"So it seems the most important starting point for prayer is yielding: laying down our defenses, taking off masks, recognizing that God has already called us and is already waiting for us to come to him. Yielding is putting aside our self-importance, our cares and schedules and undertakings, in order, very simply, to be with God. It is the yielding up of everything that keeps us from the Lord, letting go of anxiety and restlessness. It is the gift to him of time, the only coin we have to spend: the gift of ourselves, one we find all too difficult to give." (Emilie Griffin, Clinging)
I keep going back to this paragraph in Griffin's little book. How many times I think "I don't have time" to just rest in the stillness and wait upon God. How many times I use the excuse of busyness, or don't really even try to make excuses. And how often, I wonder, is it because it can just be so hard to quiet my soul, to rest, to wait, to listen, to yield? Because it goes against the grain of so much of the rest of the tenor of my rushed and crammed-with-thinking kind of day. Because I might be afraid of what I hear?
Remember Michael Card's song "In Stillness and Simplicity": Is the reason we're not still, to hear you speak, because we don't believe you will? and then In stillness and simplicity, I lose myself in finding thee...
All of this weaving together with this line I read recently from Evelyn Underhill:
"Try to arrange things so that you can have a reasonable bit of quiet every day and do not be scrupulous and think it selfish to make a decided struggle for this.
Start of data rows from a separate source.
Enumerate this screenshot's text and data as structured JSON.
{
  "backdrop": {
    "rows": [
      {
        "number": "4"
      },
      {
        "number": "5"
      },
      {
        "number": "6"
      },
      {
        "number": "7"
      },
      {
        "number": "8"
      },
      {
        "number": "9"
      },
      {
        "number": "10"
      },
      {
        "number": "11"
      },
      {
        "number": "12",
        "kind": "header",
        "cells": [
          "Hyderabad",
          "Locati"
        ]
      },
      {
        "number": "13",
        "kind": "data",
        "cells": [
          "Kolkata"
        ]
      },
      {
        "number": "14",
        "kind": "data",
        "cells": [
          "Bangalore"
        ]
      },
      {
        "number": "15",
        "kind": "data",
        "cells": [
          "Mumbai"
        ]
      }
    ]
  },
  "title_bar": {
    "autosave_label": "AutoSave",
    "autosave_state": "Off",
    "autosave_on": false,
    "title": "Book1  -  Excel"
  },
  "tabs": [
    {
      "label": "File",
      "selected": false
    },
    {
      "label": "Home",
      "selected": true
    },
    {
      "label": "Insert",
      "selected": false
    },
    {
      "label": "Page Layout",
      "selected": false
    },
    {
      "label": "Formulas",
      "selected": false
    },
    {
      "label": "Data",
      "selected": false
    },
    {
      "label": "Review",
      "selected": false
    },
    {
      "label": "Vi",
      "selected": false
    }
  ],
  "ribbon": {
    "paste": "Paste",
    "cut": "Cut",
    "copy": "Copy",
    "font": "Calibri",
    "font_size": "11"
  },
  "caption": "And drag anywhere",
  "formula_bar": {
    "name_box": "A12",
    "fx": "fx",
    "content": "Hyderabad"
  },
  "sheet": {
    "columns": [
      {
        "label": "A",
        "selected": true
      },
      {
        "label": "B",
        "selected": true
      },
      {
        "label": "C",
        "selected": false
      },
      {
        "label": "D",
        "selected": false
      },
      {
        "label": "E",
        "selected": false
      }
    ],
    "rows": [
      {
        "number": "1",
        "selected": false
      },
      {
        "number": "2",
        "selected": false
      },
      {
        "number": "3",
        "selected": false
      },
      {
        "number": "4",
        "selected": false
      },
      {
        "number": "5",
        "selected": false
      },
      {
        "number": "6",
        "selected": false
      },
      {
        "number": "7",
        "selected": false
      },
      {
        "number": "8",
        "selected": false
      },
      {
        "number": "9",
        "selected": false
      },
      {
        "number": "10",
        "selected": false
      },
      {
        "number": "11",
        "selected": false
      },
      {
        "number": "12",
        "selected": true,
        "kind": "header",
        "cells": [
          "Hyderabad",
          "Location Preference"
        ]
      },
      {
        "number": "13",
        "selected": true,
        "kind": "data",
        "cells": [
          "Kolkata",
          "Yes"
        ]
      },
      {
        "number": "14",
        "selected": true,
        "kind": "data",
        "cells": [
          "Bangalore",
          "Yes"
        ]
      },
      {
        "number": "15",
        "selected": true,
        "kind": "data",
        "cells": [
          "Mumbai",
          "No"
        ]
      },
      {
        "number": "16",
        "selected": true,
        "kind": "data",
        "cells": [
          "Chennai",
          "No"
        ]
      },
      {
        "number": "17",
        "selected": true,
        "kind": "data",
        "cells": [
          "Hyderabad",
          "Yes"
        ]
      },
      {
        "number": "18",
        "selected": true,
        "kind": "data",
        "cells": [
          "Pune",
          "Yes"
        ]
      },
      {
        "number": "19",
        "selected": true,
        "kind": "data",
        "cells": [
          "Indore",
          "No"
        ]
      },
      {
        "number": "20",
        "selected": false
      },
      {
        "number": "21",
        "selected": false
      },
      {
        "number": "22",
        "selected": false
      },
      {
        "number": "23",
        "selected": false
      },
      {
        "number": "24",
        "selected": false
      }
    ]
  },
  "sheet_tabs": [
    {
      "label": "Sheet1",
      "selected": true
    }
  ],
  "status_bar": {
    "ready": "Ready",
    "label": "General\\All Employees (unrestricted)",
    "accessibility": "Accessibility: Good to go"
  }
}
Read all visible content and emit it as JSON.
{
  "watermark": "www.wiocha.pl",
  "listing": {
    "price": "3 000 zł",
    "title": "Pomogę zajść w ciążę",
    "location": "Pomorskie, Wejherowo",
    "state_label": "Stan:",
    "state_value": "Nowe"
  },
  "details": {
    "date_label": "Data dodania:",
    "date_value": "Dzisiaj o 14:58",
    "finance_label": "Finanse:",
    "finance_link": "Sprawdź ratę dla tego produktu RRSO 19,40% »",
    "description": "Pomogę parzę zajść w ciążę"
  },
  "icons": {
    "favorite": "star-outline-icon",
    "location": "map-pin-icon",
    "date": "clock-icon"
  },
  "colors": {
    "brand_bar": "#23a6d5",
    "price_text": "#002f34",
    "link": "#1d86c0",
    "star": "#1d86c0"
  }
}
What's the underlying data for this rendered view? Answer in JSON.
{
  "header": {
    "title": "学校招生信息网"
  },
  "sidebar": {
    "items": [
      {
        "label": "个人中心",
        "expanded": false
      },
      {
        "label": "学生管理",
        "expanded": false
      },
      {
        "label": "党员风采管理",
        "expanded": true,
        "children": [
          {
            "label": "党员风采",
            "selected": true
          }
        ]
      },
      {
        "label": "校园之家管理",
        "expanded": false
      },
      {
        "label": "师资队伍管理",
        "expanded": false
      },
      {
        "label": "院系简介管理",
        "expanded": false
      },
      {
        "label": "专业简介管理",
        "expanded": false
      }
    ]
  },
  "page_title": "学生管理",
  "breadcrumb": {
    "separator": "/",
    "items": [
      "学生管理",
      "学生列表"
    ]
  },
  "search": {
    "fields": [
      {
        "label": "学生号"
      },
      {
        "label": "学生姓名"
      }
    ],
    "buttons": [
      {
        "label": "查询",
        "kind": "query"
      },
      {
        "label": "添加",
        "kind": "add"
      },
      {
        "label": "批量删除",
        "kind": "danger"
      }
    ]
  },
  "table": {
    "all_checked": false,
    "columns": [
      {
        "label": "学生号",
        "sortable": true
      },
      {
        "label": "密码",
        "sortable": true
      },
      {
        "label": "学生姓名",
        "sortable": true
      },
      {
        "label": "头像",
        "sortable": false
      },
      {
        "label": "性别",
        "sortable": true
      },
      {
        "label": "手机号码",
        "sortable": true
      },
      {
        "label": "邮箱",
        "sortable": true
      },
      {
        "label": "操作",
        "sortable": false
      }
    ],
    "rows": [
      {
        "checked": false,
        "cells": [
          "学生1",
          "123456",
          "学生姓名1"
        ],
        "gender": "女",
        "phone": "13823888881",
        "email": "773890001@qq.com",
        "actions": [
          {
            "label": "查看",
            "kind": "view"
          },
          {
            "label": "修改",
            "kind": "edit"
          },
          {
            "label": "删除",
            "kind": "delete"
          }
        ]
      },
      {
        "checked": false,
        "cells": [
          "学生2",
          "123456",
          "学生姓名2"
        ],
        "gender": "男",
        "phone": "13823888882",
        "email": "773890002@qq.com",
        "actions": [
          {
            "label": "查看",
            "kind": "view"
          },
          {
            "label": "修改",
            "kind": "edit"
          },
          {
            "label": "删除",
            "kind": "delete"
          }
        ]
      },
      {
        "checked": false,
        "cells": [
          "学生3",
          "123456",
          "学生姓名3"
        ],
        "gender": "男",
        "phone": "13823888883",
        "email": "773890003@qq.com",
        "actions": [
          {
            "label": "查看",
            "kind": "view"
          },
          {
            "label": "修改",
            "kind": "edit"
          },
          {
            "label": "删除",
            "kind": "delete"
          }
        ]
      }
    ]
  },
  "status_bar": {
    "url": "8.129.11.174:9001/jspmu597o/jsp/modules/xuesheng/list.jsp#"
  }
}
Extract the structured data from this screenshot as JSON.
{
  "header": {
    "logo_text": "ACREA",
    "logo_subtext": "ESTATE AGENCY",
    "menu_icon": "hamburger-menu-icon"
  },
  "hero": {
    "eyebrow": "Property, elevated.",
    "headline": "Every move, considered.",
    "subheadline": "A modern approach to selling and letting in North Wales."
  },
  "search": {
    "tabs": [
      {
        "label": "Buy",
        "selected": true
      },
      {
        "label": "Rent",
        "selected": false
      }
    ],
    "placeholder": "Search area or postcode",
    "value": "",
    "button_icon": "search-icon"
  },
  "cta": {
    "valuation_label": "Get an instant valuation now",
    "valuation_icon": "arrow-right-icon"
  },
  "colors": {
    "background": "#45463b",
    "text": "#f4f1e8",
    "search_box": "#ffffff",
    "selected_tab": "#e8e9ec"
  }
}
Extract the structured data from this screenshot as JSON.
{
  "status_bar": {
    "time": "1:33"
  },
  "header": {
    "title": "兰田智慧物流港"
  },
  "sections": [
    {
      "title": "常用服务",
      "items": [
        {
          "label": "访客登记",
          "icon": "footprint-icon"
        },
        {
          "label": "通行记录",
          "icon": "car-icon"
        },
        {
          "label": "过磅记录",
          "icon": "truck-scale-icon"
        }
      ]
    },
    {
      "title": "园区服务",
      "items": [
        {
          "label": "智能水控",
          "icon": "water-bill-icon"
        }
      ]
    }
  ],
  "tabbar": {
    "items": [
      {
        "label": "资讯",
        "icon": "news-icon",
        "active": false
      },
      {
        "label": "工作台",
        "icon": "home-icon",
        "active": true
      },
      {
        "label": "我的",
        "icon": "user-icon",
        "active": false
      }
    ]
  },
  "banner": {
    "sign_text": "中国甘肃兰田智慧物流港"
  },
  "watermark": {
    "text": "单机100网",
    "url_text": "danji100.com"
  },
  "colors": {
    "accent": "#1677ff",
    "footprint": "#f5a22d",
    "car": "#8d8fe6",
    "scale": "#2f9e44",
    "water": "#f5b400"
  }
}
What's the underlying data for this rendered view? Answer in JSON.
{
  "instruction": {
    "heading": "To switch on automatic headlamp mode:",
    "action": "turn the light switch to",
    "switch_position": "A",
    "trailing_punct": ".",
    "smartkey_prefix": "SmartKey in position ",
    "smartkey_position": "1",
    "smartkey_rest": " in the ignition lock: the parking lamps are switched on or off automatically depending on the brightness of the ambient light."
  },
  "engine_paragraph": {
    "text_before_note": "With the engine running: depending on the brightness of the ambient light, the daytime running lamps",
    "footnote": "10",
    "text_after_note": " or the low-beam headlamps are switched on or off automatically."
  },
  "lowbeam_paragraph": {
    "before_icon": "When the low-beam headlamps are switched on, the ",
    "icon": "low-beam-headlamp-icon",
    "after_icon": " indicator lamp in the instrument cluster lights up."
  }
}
You are obeying God's call and giving Him the opportunity to teach you what He wants you to know, and so make you more useful to Him and to other souls.” (Evelyn Underhill’s letters, p. 141)
I will keep trying, even if for only a few minutes a day (and often late at night, when I seem to need it most and can move most easily into it) to put myself in a place of resting and listening.